as she stops. From
her palm falls a gala
apple, circling the grass

like a coin. "For you,"
she kneels, rolling
the apple gingerly

across a few dead leaves.
Expecting a trick,
he inspects it

and finds a soft spot,
perilous as a fontanel,
and a worm hole dug

into its side. Ripe with shame
she yanks the fruit away
while he pounds the ground,

guffawing and crying,
the music in his head
vacated, only the thump

of the apple replaying
without rewind. In her purse
she rifles for another apple

and locks it into his hands.
Looking up, he sees tears
in her eyes; suddenly

he knows that green:
her heart is full of worms,
and it glows.
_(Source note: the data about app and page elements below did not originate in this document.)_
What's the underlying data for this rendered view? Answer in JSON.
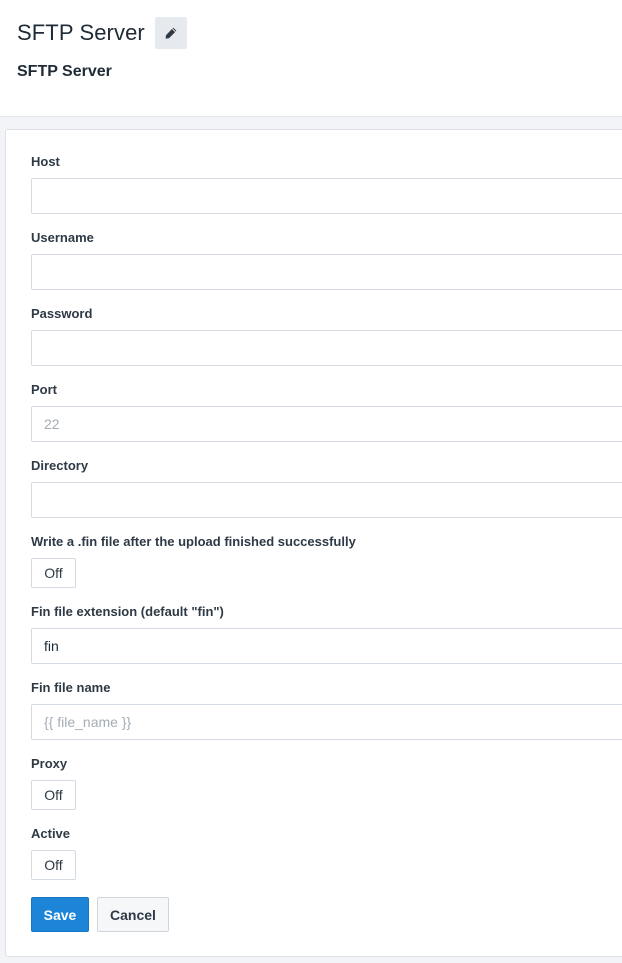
{
  "header": {
    "title": "SFTP Server",
    "subtitle": "SFTP Server",
    "edit_icon": "pencil-icon"
  },
  "form": {
    "host": {
      "label": "Host",
      "value": "",
      "placeholder": ""
    },
    "username": {
      "label": "Username",
      "value": "",
      "placeholder": ""
    },
    "password": {
      "label": "Password",
      "value": "",
      "placeholder": ""
    },
    "port": {
      "label": "Port",
      "value": "",
      "placeholder": "22"
    },
    "directory": {
      "label": "Directory",
      "value": "",
      "placeholder": ""
    },
    "write_fin": {
      "label": "Write a .fin file after the upload finished successfully",
      "state": "Off"
    },
    "fin_extension": {
      "label": "Fin file extension (default \"fin\")",
      "value": "fin",
      "placeholder": ""
    },
    "fin_name": {
      "label": "Fin file name",
      "value": "",
      "placeholder": "{{ file_name }}"
    },
    "proxy": {
      "label": "Proxy",
      "state": "Off"
    },
    "active": {
      "label": "Active",
      "state": "Off"
    }
  },
  "actions": {
    "save_label": "Save",
    "cancel_label": "Cancel"
  },
  "colors": {
    "primary": "#1d85d8",
    "background": "#f2f4f7",
    "border": "#d5dbe2",
    "text": "#1f2b37"
  }
}
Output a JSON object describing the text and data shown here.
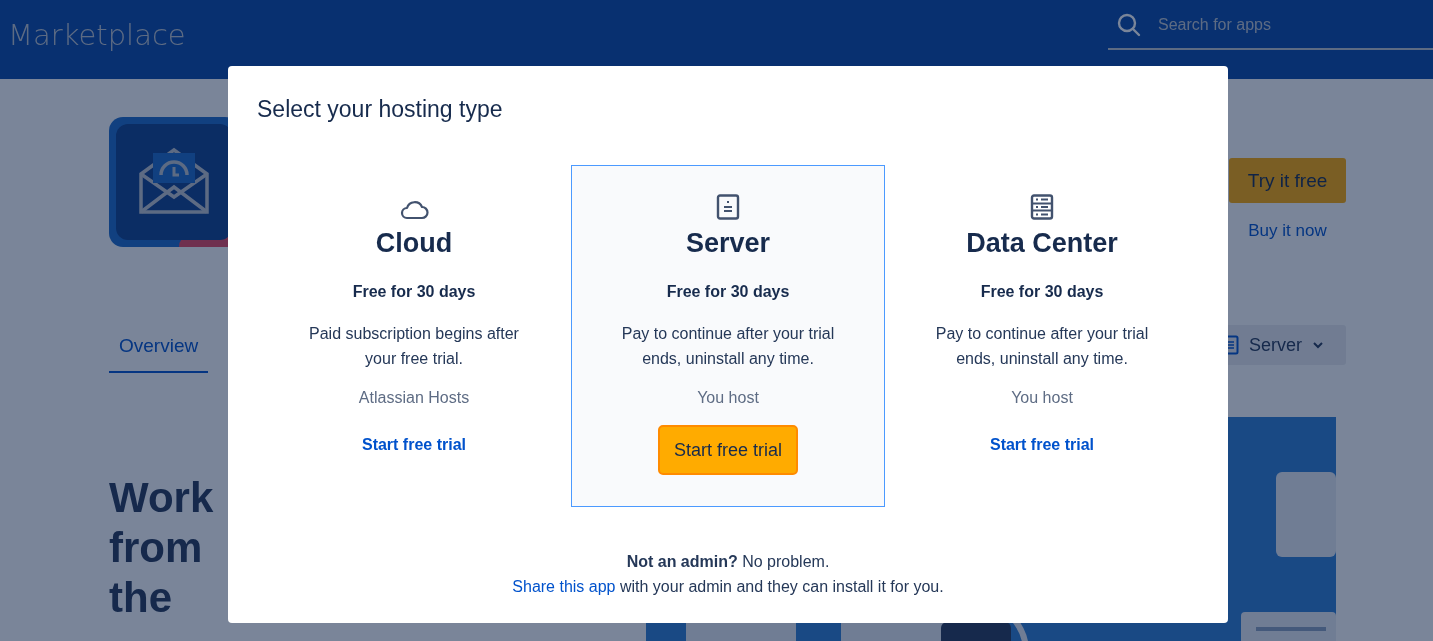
{
  "header": {
    "logo": "Marketplace",
    "search": {
      "placeholder": "Search for apps"
    }
  },
  "app": {
    "try_button": "Try it free",
    "buy_link": "Buy it now"
  },
  "tabs": [
    {
      "label": "Overview",
      "selected": true
    }
  ],
  "hosting_select": {
    "label": "Server"
  },
  "headline_lines": [
    "Work",
    "from",
    "the"
  ],
  "modal": {
    "title": "Select your hosting type",
    "options": [
      {
        "kind": "cloud",
        "name": "Cloud",
        "trial": "Free for 30 days",
        "description": "Paid subscription begins after your free trial.",
        "hosting": "Atlassian Hosts",
        "action": "Start free trial",
        "selected": false
      },
      {
        "kind": "server",
        "name": "Server",
        "trial": "Free for 30 days",
        "description": "Pay to continue after your trial ends, uninstall any time.",
        "hosting": "You host",
        "action": "Start free trial",
        "selected": true
      },
      {
        "kind": "datacenter",
        "name": "Data Center",
        "trial": "Free for 30 days",
        "description": "Pay to continue after your trial ends, uninstall any time.",
        "hosting": "You host",
        "action": "Start free trial",
        "selected": false
      }
    ],
    "footer": {
      "note": "**Not an admin?** No problem.",
      "link": "Share this app",
      "rest": " with your admin and they can install it for you."
    }
  }
}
Your Compound Daylight, Olafur Eliasson c. 1998

Up: a direction far beyond wanting, where
light shivers at the mouth of this manmade throat
and your eyes are searching for a shaft of truth.
Sculpture of glass, shaped

like a loudspeaker, lips bent towards the sky,
it showers a hundred honeycombs of dawn,
a kaleidoscope over your upturned face
warming your vision,

now transformed: eyes so abruptly arachnid.
Some of the mirrors are more forgiving than
others, their mean tricks of light making you look
haggard and deformed.

When someone first hoisted this to the ceiling
of the Modern Museet, you were ten years
old and frightened in another country called
Home. In the grey dusk

of the steaming shower, your father fell back,
head smacked against the bathroom tile with eyes
like pearls. Above, light held strong while his body
thunderously shook.

Your mother tried to abbreviate his loss,
M.S., as if the letters could gleam with a
meaning, not even beneath this radiant upward
tunnel to God’s ground.

Now, you look up into this prism of art
to see the dark matter of his face, so few
reflections left unlit. You have his eyes, these
mirrors never lie.

On Her Brother’s Second Posthumous Birthday

Your guitar stutters
as we sit on far
ends of the couch,
two girls on a seesaw


Some moments, I see
the arch of that bone
contouring your blush,
the blue of your eye

and I remember, yes,
there is someone living

in there. This moment,
your cheekbone
curves so prominently
under the halogen
glow that I imagine

prying it from your face
and using it as a spoon.

I would tongue you
clean, until there were
no more malignant
memories digging those
shallows beneath your eyes.

Two girls rock on a seesaw,
and the grass feels like a palm held
out to catch their bare
feet. They've never known
anyone who died.

You change the channel,
ask me why I'm looking
at you so
intently. I can't say

the truth, how I'm re-
membering the spirit

that used to set you free
from all this empty
space wallowing between

us, before the graves
were dug. Onto the cushion
our dog climbs, licking her paws
like wounds; in your eyes

the spark shrinks to an ember,
but your fingers find their melody

in the strings and frets
of a Tuesday mourning.

Nicole Gervasio graduated from Bryn Mawr College with a degree in English and Growth & Structure of Cities and a concentration in creative writing. This spring, she won First Place in the Kathryn Irene Glascock Intercollegiate Poetry Competition at Mount Holyoke College. Her poetry has been published in The Swarthmore Review, Nimbuis, Kaleidoscope at Bryn Mawr College, and Word Riot. She has also written and published prose. Having won Bryn Mawr's Bain-Swiggett Poetry Prize for best poem for two consecutive years, she has also been the recipient of various other Bryn Mawr writing awards and a National Semifinalist in the Norman Mailer College Writing Award for 2009.

Copyright 2010, Nicole Gervasio . © This work is protected under the U.S. copyright laws. It may not be reproduced, reprinted, reused, or altered without the expressed written permission of the author.